Lie on your back with your knees bent and your feet flat on the floor close to your butt. Raise your right leg straight up. While keeping your abs engaged, hips level, and squeezing your glutes, raise your butt off the ground. Your body should form a straight line from your knees to your shoulders. Slowly lower back down, keeping your hips level. Complete all reps on one side and then repeat with your left leg extended up.
Lie on your right side with your hips stacked, legs, and feet stacked and knees bent to a 45 degree angle in front of you. Keep your right leg on the floor and your right foot touching your left foot and raise your left knee up to lift your right leg. Only raise your knee as high as you can go without your heels coming apart from each other. Pause, and then slowly lower down. Do all reps on your right side and then repeat on your left side. You know you’re doing this move properly when your glutes really burn!

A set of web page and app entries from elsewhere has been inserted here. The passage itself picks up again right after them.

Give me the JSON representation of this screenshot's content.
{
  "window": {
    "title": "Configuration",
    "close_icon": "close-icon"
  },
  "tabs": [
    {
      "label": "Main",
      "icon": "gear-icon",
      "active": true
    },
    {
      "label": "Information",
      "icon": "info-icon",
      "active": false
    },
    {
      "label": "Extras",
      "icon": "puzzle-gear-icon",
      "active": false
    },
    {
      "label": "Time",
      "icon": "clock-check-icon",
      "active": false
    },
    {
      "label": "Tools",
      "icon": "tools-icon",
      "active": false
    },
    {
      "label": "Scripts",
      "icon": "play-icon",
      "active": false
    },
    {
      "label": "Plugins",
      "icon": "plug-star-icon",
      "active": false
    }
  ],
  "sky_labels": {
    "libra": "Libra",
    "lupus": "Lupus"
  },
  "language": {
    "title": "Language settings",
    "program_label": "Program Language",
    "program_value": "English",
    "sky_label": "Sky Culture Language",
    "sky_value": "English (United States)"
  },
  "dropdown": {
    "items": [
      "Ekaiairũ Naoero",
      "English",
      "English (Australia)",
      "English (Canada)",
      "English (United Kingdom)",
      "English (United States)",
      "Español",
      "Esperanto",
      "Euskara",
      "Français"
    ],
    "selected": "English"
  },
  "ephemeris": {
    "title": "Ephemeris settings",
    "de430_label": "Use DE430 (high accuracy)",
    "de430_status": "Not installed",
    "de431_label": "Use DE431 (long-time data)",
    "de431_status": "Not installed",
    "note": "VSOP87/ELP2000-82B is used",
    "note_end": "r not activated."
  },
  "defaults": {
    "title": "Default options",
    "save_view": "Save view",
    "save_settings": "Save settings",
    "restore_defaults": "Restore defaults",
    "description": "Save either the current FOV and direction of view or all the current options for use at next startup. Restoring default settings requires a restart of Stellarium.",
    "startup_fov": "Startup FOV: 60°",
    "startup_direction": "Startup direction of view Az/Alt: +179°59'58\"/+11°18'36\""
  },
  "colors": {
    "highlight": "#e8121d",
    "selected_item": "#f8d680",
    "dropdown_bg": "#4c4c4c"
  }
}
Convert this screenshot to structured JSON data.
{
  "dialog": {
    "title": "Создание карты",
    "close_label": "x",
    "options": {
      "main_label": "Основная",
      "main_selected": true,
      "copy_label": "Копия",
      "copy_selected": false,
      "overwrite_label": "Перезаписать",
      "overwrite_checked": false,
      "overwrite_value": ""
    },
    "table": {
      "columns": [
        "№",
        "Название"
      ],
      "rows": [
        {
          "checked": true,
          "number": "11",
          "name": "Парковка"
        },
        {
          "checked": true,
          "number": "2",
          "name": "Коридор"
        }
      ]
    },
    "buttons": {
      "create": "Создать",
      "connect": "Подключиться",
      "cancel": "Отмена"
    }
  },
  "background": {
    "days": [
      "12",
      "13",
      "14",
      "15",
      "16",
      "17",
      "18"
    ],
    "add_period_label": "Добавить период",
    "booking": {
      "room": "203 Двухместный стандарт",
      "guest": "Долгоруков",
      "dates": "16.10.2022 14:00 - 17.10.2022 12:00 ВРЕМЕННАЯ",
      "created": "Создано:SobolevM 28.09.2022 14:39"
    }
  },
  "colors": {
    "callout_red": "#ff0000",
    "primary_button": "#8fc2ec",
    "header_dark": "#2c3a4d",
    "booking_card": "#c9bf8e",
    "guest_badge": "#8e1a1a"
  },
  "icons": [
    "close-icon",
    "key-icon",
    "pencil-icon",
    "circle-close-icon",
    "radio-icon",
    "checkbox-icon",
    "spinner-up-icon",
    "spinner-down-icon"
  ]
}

Side Lying Leg Lifts:
A Pilates favorite of mine for strong hips and glutes. Lie on your right side with your shoulders, hips, and legs stacked, legs extended straight out from your hips at a 45 degree angle in front of you. (An easy way to align: line up your back along one side of a yoga mat and extend your feet out to the bottom corner of the opposite side). Flex your bottom foot. Point your top foot and lift it up as high as you can without shifting your hips or rotating your torso, pause, and flex your foot to lower down. Complete all reps on one side before repeating on the other side.

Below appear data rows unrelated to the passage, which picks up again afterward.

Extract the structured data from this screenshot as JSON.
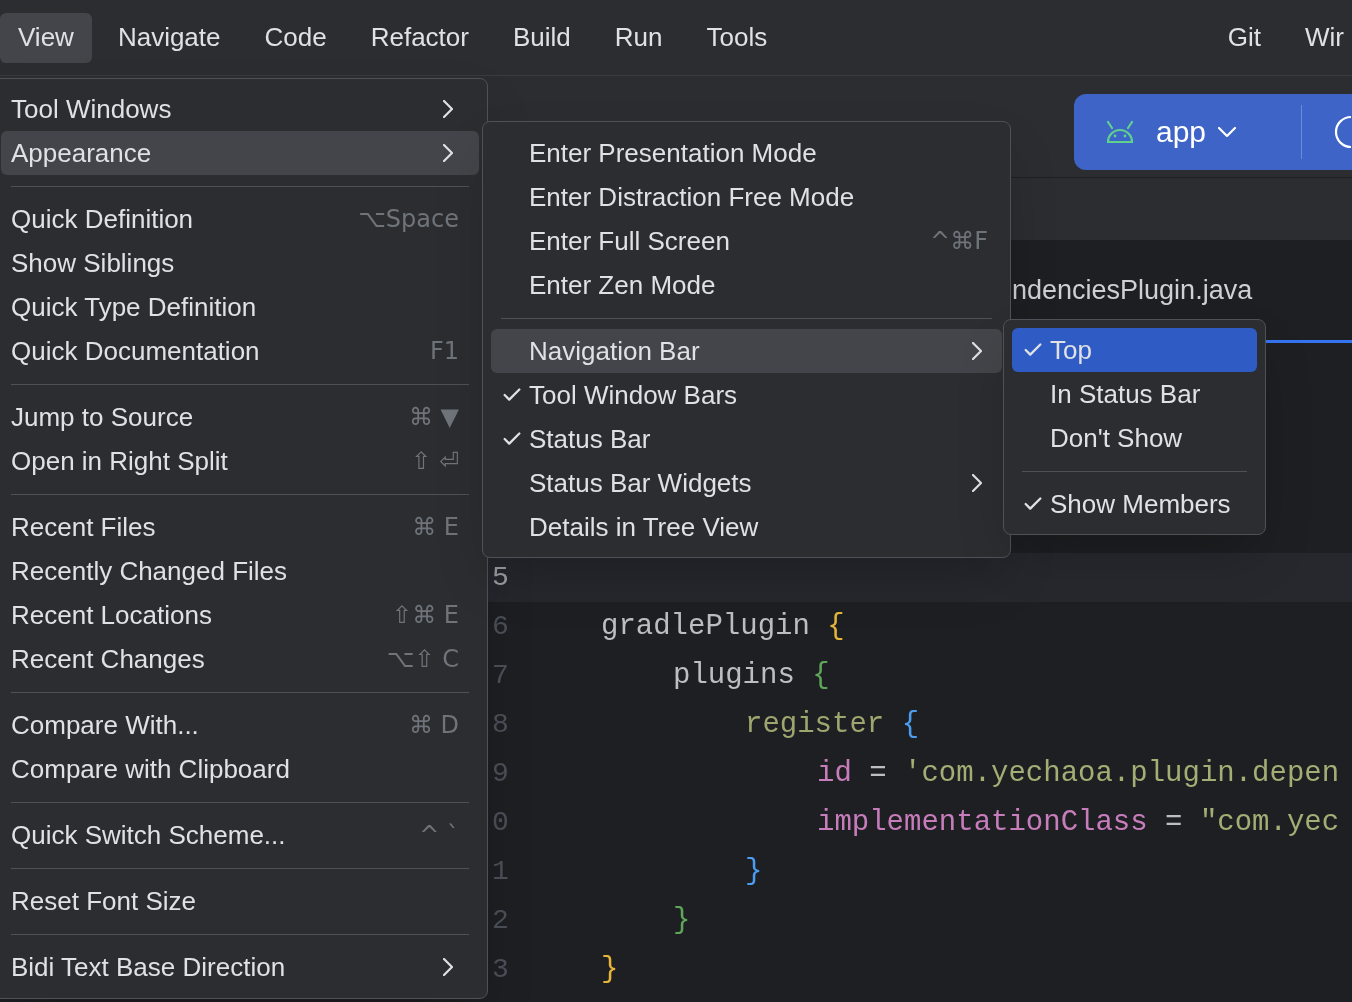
{
  "menu_bar": {
    "items": [
      {
        "label": "View",
        "selected": true
      },
      {
        "label": "Navigate",
        "selected": false
      },
      {
        "label": "Code",
        "selected": false
      },
      {
        "label": "Refactor",
        "selected": false
      },
      {
        "label": "Build",
        "selected": false
      },
      {
        "label": "Run",
        "selected": false
      },
      {
        "label": "Tools",
        "selected": false
      }
    ],
    "right_items": [
      {
        "label": "Git",
        "selected": false
      },
      {
        "label": "Wir",
        "selected": false
      }
    ]
  },
  "toolbar": {
    "run_config": {
      "label": "app"
    }
  },
  "editor": {
    "tab": {
      "label": "ndenciesPlugin.java",
      "selected": true
    },
    "lines": [
      {
        "number": "5",
        "current": true
      },
      {
        "number": "6",
        "current": false,
        "tokens": [
          {
            "text": "gradlePlugin ",
            "kind": "ident"
          },
          {
            "text": "{",
            "kind": "brace1"
          }
        ],
        "children": [
          {
            "number": "7",
            "current": false,
            "tokens": [
              {
                "text": "plugins ",
                "kind": "ident"
              },
              {
                "text": "{",
                "kind": "brace2"
              }
            ],
            "children": [
              {
                "number": "8",
                "current": false,
                "tokens": [
                  {
                    "text": "register ",
                    "kind": "call"
                  },
                  {
                    "text": "{",
                    "kind": "brace3"
                  }
                ],
                "children": [
                  {
                    "number": "9",
                    "current": false,
                    "tokens": [
                      {
                        "text": "id",
                        "kind": "prop"
                      },
                      {
                        "text": " = ",
                        "kind": "ident"
                      },
                      {
                        "text": "'com.yechaoa.plugin.depen",
                        "kind": "string"
                      }
                    ]
                  },
                  {
                    "number": "0",
                    "current": false,
                    "tokens": [
                      {
                        "text": "implementationClass",
                        "kind": "prop"
                      },
                      {
                        "text": " = ",
                        "kind": "ident"
                      },
                      {
                        "text": "\"com.yec",
                        "kind": "string"
                      }
                    ]
                  }
                ]
              },
              {
                "number": "1",
                "current": false,
                "tokens": [
                  {
                    "text": "}",
                    "kind": "brace3"
                  }
                ]
              }
            ]
          },
          {
            "number": "2",
            "current": false,
            "tokens": [
              {
                "text": "}",
                "kind": "brace2"
              }
            ]
          }
        ]
      },
      {
        "number": "3",
        "current": false,
        "tokens": [
          {
            "text": "}",
            "kind": "brace1"
          }
        ]
      }
    ]
  },
  "view_menu": {
    "items": [
      {
        "kind": "item",
        "label": "Tool Windows",
        "submenu": true,
        "selected": false
      },
      {
        "kind": "item",
        "label": "Appearance",
        "submenu": true,
        "selected": true
      },
      {
        "kind": "separator"
      },
      {
        "kind": "item",
        "label": "Quick Definition",
        "shortcut": "⌥Space",
        "selected": false
      },
      {
        "kind": "item",
        "label": "Show Siblings",
        "selected": false
      },
      {
        "kind": "item",
        "label": "Quick Type Definition",
        "selected": false
      },
      {
        "kind": "item",
        "label": "Quick Documentation",
        "shortcut": "F1",
        "selected": false
      },
      {
        "kind": "separator"
      },
      {
        "kind": "item",
        "label": "Jump to Source",
        "shortcut": "⌘ ▼",
        "selected": false
      },
      {
        "kind": "item",
        "label": "Open in Right Split",
        "shortcut": "⇧ ⏎",
        "selected": false
      },
      {
        "kind": "separator"
      },
      {
        "kind": "item",
        "label": "Recent Files",
        "shortcut": "⌘ E",
        "selected": false
      },
      {
        "kind": "item",
        "label": "Recently Changed Files",
        "selected": false
      },
      {
        "kind": "item",
        "label": "Recent Locations",
        "shortcut": "⇧⌘ E",
        "selected": false
      },
      {
        "kind": "item",
        "label": "Recent Changes",
        "shortcut": "⌥⇧ C",
        "selected": false
      },
      {
        "kind": "separator"
      },
      {
        "kind": "item",
        "label": "Compare With...",
        "shortcut": "⌘ D",
        "selected": false
      },
      {
        "kind": "item",
        "label": "Compare with Clipboard",
        "selected": false
      },
      {
        "kind": "separator"
      },
      {
        "kind": "item",
        "label": "Quick Switch Scheme...",
        "shortcut": "^ `",
        "selected": false
      },
      {
        "kind": "separator"
      },
      {
        "kind": "item",
        "label": "Reset Font Size",
        "selected": false
      },
      {
        "kind": "separator"
      },
      {
        "kind": "item",
        "label": "Bidi Text Base Direction",
        "submenu": true,
        "selected": false
      }
    ]
  },
  "appearance_menu": {
    "items": [
      {
        "kind": "item",
        "label": "Enter Presentation Mode",
        "checked": false,
        "selected": false
      },
      {
        "kind": "item",
        "label": "Enter Distraction Free Mode",
        "checked": false,
        "selected": false
      },
      {
        "kind": "item",
        "label": "Enter Full Screen",
        "shortcut": "^⌘F",
        "checked": false,
        "selected": false
      },
      {
        "kind": "item",
        "label": "Enter Zen Mode",
        "checked": false,
        "selected": false
      },
      {
        "kind": "separator"
      },
      {
        "kind": "item",
        "label": "Navigation Bar",
        "submenu": true,
        "checked": false,
        "selected": true
      },
      {
        "kind": "item",
        "label": "Tool Window Bars",
        "checked": true,
        "selected": false
      },
      {
        "kind": "item",
        "label": "Status Bar",
        "checked": true,
        "selected": false
      },
      {
        "kind": "item",
        "label": "Status Bar Widgets",
        "submenu": true,
        "checked": false,
        "selected": false
      },
      {
        "kind": "item",
        "label": "Details in Tree View",
        "checked": false,
        "selected": false
      }
    ]
  },
  "navigation_bar_menu": {
    "items": [
      {
        "kind": "item",
        "label": "Top",
        "checked": true,
        "selected": true
      },
      {
        "kind": "item",
        "label": "In Status Bar",
        "checked": false,
        "selected": false
      },
      {
        "kind": "item",
        "label": "Don't Show",
        "checked": false,
        "selected": false
      },
      {
        "kind": "separator"
      },
      {
        "kind": "item",
        "label": "Show Members",
        "checked": true,
        "selected": false
      }
    ]
  }
}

These may not work your glutes and hips as much, but they will strengthen your feet, ankles, and calves – which all runners will benefit from. Stand up straight with your feet hip distance apart and slowly raise up until you are standing on your toes. Keep your back straight and avoid wobbling your torso forward or backwards. Pause and slowly lower down. To make this exercise harder, lift one leg and perform the calf raises on just one leg at a time.

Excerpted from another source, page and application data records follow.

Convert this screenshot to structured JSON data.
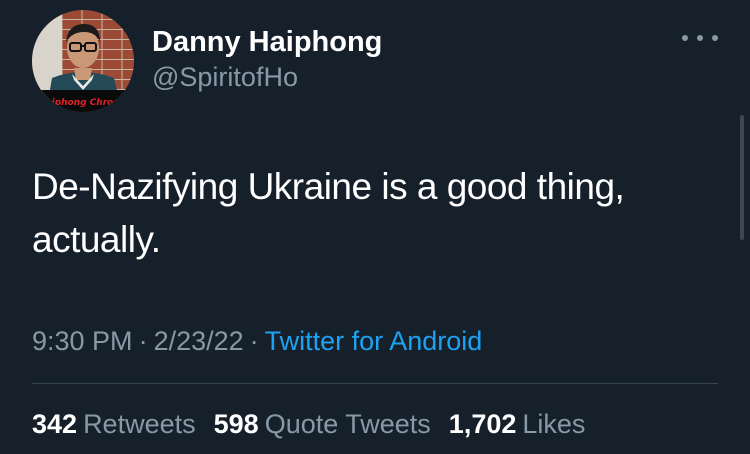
{
  "tweet": {
    "author": {
      "name": "Danny Haiphong",
      "handle": "@SpiritofHo",
      "avatar_banner_text": "Haiphong Chronicl"
    },
    "text_line1": "De-Nazifying Ukraine is a good thing,",
    "text_line2": "actually.",
    "time": "9:30 PM",
    "date": "2/23/22",
    "separator": "·",
    "source": "Twitter for Android",
    "stats": {
      "retweets_count": "342",
      "retweets_label": "Retweets",
      "quote_count": "598",
      "quote_label": "Quote Tweets",
      "likes_count": "1,702",
      "likes_label": "Likes"
    }
  },
  "colors": {
    "background": "#15202b",
    "text_primary": "#ffffff",
    "text_secondary": "#8899a6",
    "link": "#1da1f2",
    "divider": "#38444d"
  },
  "icons": {
    "more": "more-horizontal-icon"
  }
}
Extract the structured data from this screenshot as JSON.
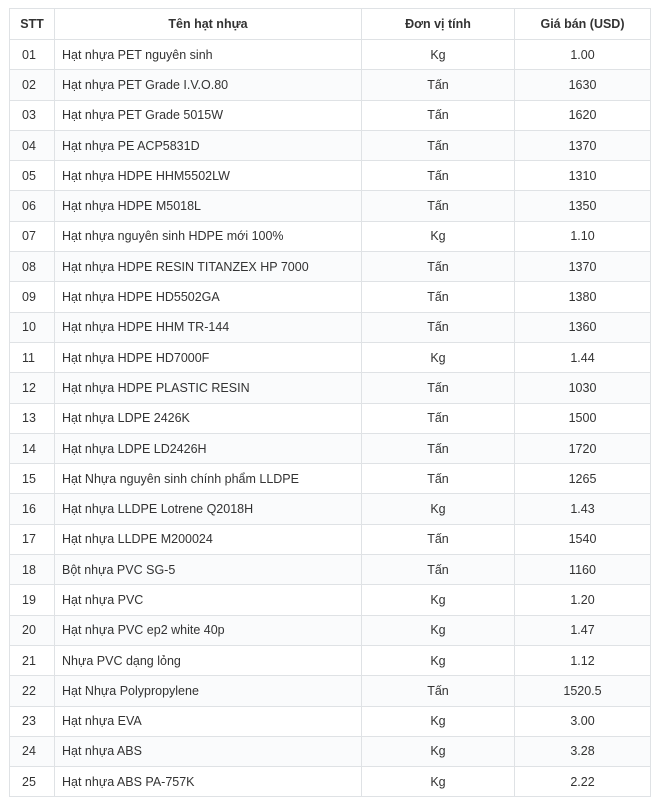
{
  "table": {
    "headers": {
      "stt": "STT",
      "name": "Tên hạt nhựa",
      "unit": "Đơn vị tính",
      "price": "Giá bán (USD)"
    },
    "rows": [
      {
        "stt": "01",
        "name": "Hạt nhựa PET nguyên sinh",
        "unit": "Kg",
        "price": "1.00"
      },
      {
        "stt": "02",
        "name": "Hạt nhựa PET Grade I.V.O.80",
        "unit": "Tấn",
        "price": "1630"
      },
      {
        "stt": "03",
        "name": "Hạt nhựa PET Grade 5015W",
        "unit": "Tấn",
        "price": "1620"
      },
      {
        "stt": "04",
        "name": "Hạt nhựa PE ACP5831D",
        "unit": "Tấn",
        "price": "1370"
      },
      {
        "stt": "05",
        "name": "Hạt nhựa HDPE HHM5502LW",
        "unit": "Tấn",
        "price": "1310"
      },
      {
        "stt": "06",
        "name": "Hạt nhựa HDPE M5018L",
        "unit": "Tấn",
        "price": "1350"
      },
      {
        "stt": "07",
        "name": "Hạt nhựa nguyên sinh HDPE mới 100%",
        "unit": "Kg",
        "price": "1.10"
      },
      {
        "stt": "08",
        "name": "Hạt nhựa HDPE RESIN TITANZEX HP 7000",
        "unit": "Tấn",
        "price": "1370"
      },
      {
        "stt": "09",
        "name": "Hạt nhựa HDPE HD5502GA",
        "unit": "Tấn",
        "price": "1380"
      },
      {
        "stt": "10",
        "name": "Hạt nhựa HDPE HHM TR-144",
        "unit": "Tấn",
        "price": "1360"
      },
      {
        "stt": "11",
        "name": "Hạt nhựa HDPE HD7000F",
        "unit": "Kg",
        "price": "1.44"
      },
      {
        "stt": "12",
        "name": "Hạt nhựa HDPE PLASTIC RESIN",
        "unit": "Tấn",
        "price": "1030"
      },
      {
        "stt": "13",
        "name": "Hạt nhựa LDPE 2426K",
        "unit": "Tấn",
        "price": "1500"
      },
      {
        "stt": "14",
        "name": "Hạt nhựa LDPE LD2426H",
        "unit": "Tấn",
        "price": "1720"
      },
      {
        "stt": "15",
        "name": "Hạt Nhựa nguyên sinh chính phẩm LLDPE",
        "unit": "Tấn",
        "price": "1265"
      },
      {
        "stt": "16",
        "name": "Hạt nhựa LLDPE Lotrene Q2018H",
        "unit": "Kg",
        "price": "1.43"
      },
      {
        "stt": "17",
        "name": "Hạt nhựa LLDPE M200024",
        "unit": "Tấn",
        "price": "1540"
      },
      {
        "stt": "18",
        "name": "Bột nhựa PVC SG-5",
        "unit": "Tấn",
        "price": "1160"
      },
      {
        "stt": "19",
        "name": "Hạt nhựa PVC",
        "unit": "Kg",
        "price": "1.20"
      },
      {
        "stt": "20",
        "name": "Hạt nhựa PVC ep2 white 40p",
        "unit": "Kg",
        "price": "1.47"
      },
      {
        "stt": "21",
        "name": "Nhựa PVC dạng lỏng",
        "unit": "Kg",
        "price": "1.12"
      },
      {
        "stt": "22",
        "name": "Hạt Nhựa Polypropylene",
        "unit": "Tấn",
        "price": "1520.5"
      },
      {
        "stt": "23",
        "name": "Hạt nhựa EVA",
        "unit": "Kg",
        "price": "3.00"
      },
      {
        "stt": "24",
        "name": "Hạt nhựa ABS",
        "unit": "Kg",
        "price": "3.28"
      },
      {
        "stt": "25",
        "name": "Hạt nhựa ABS PA-757K",
        "unit": "Kg",
        "price": "2.22"
      }
    ]
  },
  "colors": {
    "border": "#dfe2e5",
    "text": "#333333",
    "stripe": "#fafbfc"
  }
}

Of course, you can customize this workout to add on exercises to target your specific areas. For example, I’ll be adding on resistance band exercises for my feet to rehab my sprained ankle. No matter what your weak area, these five moves will help you prevent injury!
Not a fan of donkey kicks or bridges? Try one of these other workouts from my wonderful partner running bloggers:
Allie at Vita Train 4 Life is practicing the best form of injury prevention: recovery after a race. She’s in Italy relaxing, not training hard, and enjoying delicious food after a triumphant Olympic distance triathlon. No matter how good you are about injury prevention, you should never neglect recovery!
Nellie from Brooklyn Active Mama will keep you injury-free with her 5 Easy Tips for Runner Injury Prevention!
Carly at Fine Fit Day has a quick and effective routine for you to sneak in after a run to keep injuries away.
Sarah at Run Far Girl‘s routine will give your balanced hips, activated glutes, and a strong core for many injury-free miles.
Angela at Happy Fit Mama has a workout that will build an injury-proof body with strong legs, glutes, and core!
What’s your favorite injury prevention exercise?
Have you ever experienced a injury that kept you from running?
What’s your best tip for staying injury-free?